■ **EXERCISE INSTRUCTIONS**:
One figure is wanted here: how many lines in the entries hold the word "openfiler".

(DATA TO PROCESS)

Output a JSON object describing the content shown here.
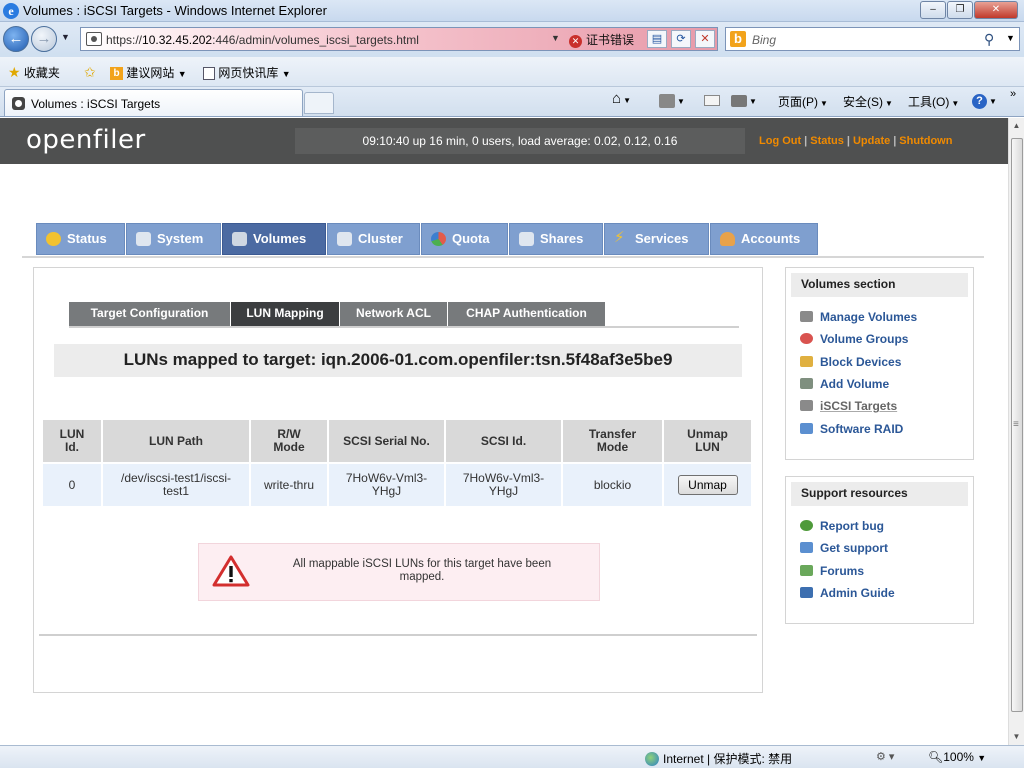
{
  "window": {
    "title": "Volumes : iSCSI Targets - Windows Internet Explorer",
    "min_label": "–",
    "max_label": "❐",
    "close_label": "✕"
  },
  "addressbar": {
    "url_prefix": "https://",
    "url_host": "10.32.45.202",
    "url_rest": ":446/admin/volumes_iscsi_targets.html",
    "cert_error": "证书错误",
    "search_placeholder": "Bing"
  },
  "favorites": {
    "favorites_label": "收藏夹",
    "suggested_sites": "建议网站",
    "web_slice_gallery": "网页快讯库"
  },
  "tabs": {
    "active_tab": "Volumes : iSCSI Targets"
  },
  "commandbar": {
    "page": "页面(P)",
    "safety": "安全(S)",
    "tools": "工具(O)"
  },
  "openfiler": {
    "logo": "openfiler",
    "uptime": "09:10:40 up 16 min, 0 users, load average: 0.02, 0.12, 0.16",
    "links": [
      "Log Out",
      "Status",
      "Update",
      "Shutdown"
    ]
  },
  "main_tabs": [
    {
      "label": "Status",
      "icon": "sun-icon",
      "color": "#f2c230",
      "active": false
    },
    {
      "label": "System",
      "icon": "monitor-icon",
      "color": "#dfe6ef",
      "active": false
    },
    {
      "label": "Volumes",
      "icon": "disk-icon",
      "color": "#cfd7e2",
      "active": true
    },
    {
      "label": "Cluster",
      "icon": "cluster-icon",
      "color": "#dfe6ef",
      "active": false
    },
    {
      "label": "Quota",
      "icon": "pie-icon",
      "color": "#e25b4b",
      "active": false
    },
    {
      "label": "Shares",
      "icon": "shares-icon",
      "color": "#dfe6ef",
      "active": false
    },
    {
      "label": "Services",
      "icon": "lightning-icon",
      "color": "#f2c230",
      "active": false
    },
    {
      "label": "Accounts",
      "icon": "accounts-icon",
      "color": "#e8a24a",
      "active": false
    }
  ],
  "sub_tabs": [
    {
      "label": "Target Configuration",
      "active": false
    },
    {
      "label": "LUN Mapping",
      "active": true
    },
    {
      "label": "Network ACL",
      "active": false
    },
    {
      "label": "CHAP Authentication",
      "active": false
    }
  ],
  "heading": "LUNs mapped to target: iqn.2006-01.com.openfiler:tsn.5f48af3e5be9",
  "lun_table": {
    "headers": [
      [
        "LUN",
        "Id."
      ],
      [
        "LUN Path"
      ],
      [
        "R/W",
        "Mode"
      ],
      [
        "SCSI Serial No."
      ],
      [
        "SCSI Id."
      ],
      [
        "Transfer",
        "Mode"
      ],
      [
        "Unmap",
        "LUN"
      ]
    ],
    "rows": [
      {
        "id": "0",
        "path": [
          "/dev/iscsi-test1/iscsi-",
          "test1"
        ],
        "rw_mode": "write-thru",
        "serial": [
          "7HoW6v-Vml3-",
          "YHgJ"
        ],
        "scsi_id": [
          "7HoW6v-Vml3-",
          "YHgJ"
        ],
        "transfer_mode": "blockio",
        "unmap_label": "Unmap"
      }
    ]
  },
  "notice": "All mappable iSCSI LUNs for this target have been mapped.",
  "volumes_section": {
    "title": "Volumes section",
    "items": [
      {
        "label": "Manage Volumes",
        "icon": "manage-volumes-icon",
        "color": "#8a8a8a",
        "current": false
      },
      {
        "label": "Volume Groups",
        "icon": "volume-groups-icon",
        "color": "#d9534f",
        "current": false
      },
      {
        "label": "Block Devices",
        "icon": "block-devices-icon",
        "color": "#e0b040",
        "current": false
      },
      {
        "label": "Add Volume",
        "icon": "add-volume-icon",
        "color": "#7f8f7f",
        "current": false
      },
      {
        "label": "iSCSI Targets",
        "icon": "iscsi-targets-icon",
        "color": "#8a8a8a",
        "current": true
      },
      {
        "label": "Software RAID",
        "icon": "software-raid-icon",
        "color": "#5b8fd0",
        "current": false
      }
    ]
  },
  "support_resources": {
    "title": "Support resources",
    "items": [
      {
        "label": "Report bug",
        "icon": "bug-icon",
        "color": "#4e9a3a"
      },
      {
        "label": "Get support",
        "icon": "support-icon",
        "color": "#5b8fd0"
      },
      {
        "label": "Forums",
        "icon": "forums-icon",
        "color": "#6aa85b"
      },
      {
        "label": "Admin Guide",
        "icon": "guide-icon",
        "color": "#3d6fb0"
      }
    ]
  },
  "statusbar": {
    "zone": "Internet | 保护模式: 禁用",
    "zoom": "100%"
  }
}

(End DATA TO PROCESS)

■ **REPLY**:
3